Russia's economy is at risk of sliding into recession by autumn and the government may need to introduce stimulus measures to shore up growth, the country’s economy minister Andrei Belousov has said.

"We are not in recession for now, but we may get there - there is such a risk," Belousov told reporters a day after his ministry slashed its growth forecast for this year.

"I think that, if by autumn we don't see growth for some period, we may slide into recession," he said.

A year after Vladimir Putin returned to the Kremlin with calls for a "new economy" to boost investment and shake up state-run industries, Russia's $2.1 trillion economy is close to stagnating.

The Economy Ministry cut its growth forecast for this year by a third to 2.4% yesterday after a disappointing first quarter.

That puts Russia on course for its worst showing since 2009, when the economy contracted sharply as a result of the global financial crisis.

However, the weakening outlook does not necessarily herald a full-blown recession, defined in economics textbooks as two consecutive quarters of negative growth.

Julia Tsepliaeva, an economist at BNP Paribas, said the ministry's comments were probably aimed at putting more pressure on the Finance Ministry and the central bank, who have been rebuffing calls for additional monetary stimulus for the sake of budget stability and inflation targeting.

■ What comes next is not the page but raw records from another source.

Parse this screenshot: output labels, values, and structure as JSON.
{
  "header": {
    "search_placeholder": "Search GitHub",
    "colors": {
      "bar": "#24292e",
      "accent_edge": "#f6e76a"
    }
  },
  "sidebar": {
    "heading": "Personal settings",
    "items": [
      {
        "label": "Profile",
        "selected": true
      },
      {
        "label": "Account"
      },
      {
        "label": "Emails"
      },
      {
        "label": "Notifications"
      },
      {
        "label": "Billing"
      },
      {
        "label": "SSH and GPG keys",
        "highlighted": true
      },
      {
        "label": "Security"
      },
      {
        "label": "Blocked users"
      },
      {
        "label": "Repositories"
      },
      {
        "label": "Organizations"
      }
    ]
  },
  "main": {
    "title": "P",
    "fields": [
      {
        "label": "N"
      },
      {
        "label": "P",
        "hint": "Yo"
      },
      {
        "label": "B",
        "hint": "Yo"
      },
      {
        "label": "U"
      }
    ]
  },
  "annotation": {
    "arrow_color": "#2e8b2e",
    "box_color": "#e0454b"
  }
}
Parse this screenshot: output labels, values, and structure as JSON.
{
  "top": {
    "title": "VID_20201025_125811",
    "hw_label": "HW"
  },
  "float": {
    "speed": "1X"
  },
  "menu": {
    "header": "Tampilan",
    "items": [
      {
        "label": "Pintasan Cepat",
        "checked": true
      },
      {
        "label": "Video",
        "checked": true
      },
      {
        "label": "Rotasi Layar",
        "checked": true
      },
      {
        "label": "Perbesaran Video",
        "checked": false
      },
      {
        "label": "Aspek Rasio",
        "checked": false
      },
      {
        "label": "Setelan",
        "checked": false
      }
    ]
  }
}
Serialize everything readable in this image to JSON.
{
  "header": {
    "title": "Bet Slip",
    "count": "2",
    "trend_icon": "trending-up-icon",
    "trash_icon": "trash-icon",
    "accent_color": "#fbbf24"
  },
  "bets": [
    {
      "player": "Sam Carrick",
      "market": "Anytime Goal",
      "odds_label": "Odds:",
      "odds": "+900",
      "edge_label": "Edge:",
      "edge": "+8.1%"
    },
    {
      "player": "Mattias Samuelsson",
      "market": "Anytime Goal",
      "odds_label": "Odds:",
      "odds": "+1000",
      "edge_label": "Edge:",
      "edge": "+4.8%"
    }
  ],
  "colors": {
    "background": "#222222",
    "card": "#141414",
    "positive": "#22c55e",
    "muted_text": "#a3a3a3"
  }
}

"When the picture is overdramatised you start to think that this is done on purpose, to turn about the politics in one's favour," Tsepliaeva said.

Indeed, deputy economy minister Andrei Klepach said today that economic growth should accelerate to 2.1% in the second quarter, compared with a year earlier, and to around 3% in the second half of the year.

Belousov's warning reflects a debate over whether the economy needs monetary stimulus to boost growth nearer to the Kremlin's target rate of 5%.

Putin's choice to run the central bank, Elvira Nabiullina, has emphasised growth as a key policy goal and dialled back ambitions for reducing inflation that, at over 7%, is now running above target.

Economists expect the central bank to cut key rates, most of which have been on hold since December, when Nabiullina takes office in June and possibly before then.

However, with Russia on the brink of stagflation many argue that structural reforms, not rate cuts, are what the economy really needs.

Gross domestic product grew at around 1% in the first quarter from a year earlier, weighed down by lacklustre investment and a decline in exports of strategic commodities such as natural gas that were hit by a slump in the European market.

The debt crisis in euro zone member Cyprus, a financial centre through which a quarter of Russian foreign investment and lending flows, has heightened concerns that the Russian economy will be starved of capital.

Russia instituted a new fiscal rule last year that ties spending to a historical average of prices for oil - Russia's main export - while capping the budget deficit at 1% of gross domestic product.

That may restrict the government's ability to ramp up state spending, but does not rule out other measures designed to improve Russia's investment climate and boost the flow of credit into the economy.

"We will propose economic stimulus measures. We will have a meeting with the president," said Belousov. "Measures should be taken, as we need to solve the situation we got into in order not to slide into recession."

Russia's post-crisis recovery has been heavily dependent on the consumer, while a hefty increase in government spending before Putin's election in March 2012 to a third Kremlin term also kept the economy ticking over.

The government is also considering ramping up sales of state assets to raise funds that could be committed to stimulus spending, including the possible sale of a 19.5% stake in state oil major Rosneft.

"Although we don't expect Russia to fall into recession, authorities' concerns are understandable and a moderate monetary or fiscal stimulus would be appropriate, in our view," said Anatoliy Shal, chief economist at JP Morgan in Moscow.

"In fiscal policy, using the back door to bypass the budget rule would be one way to respond to economic weakness," Shal added.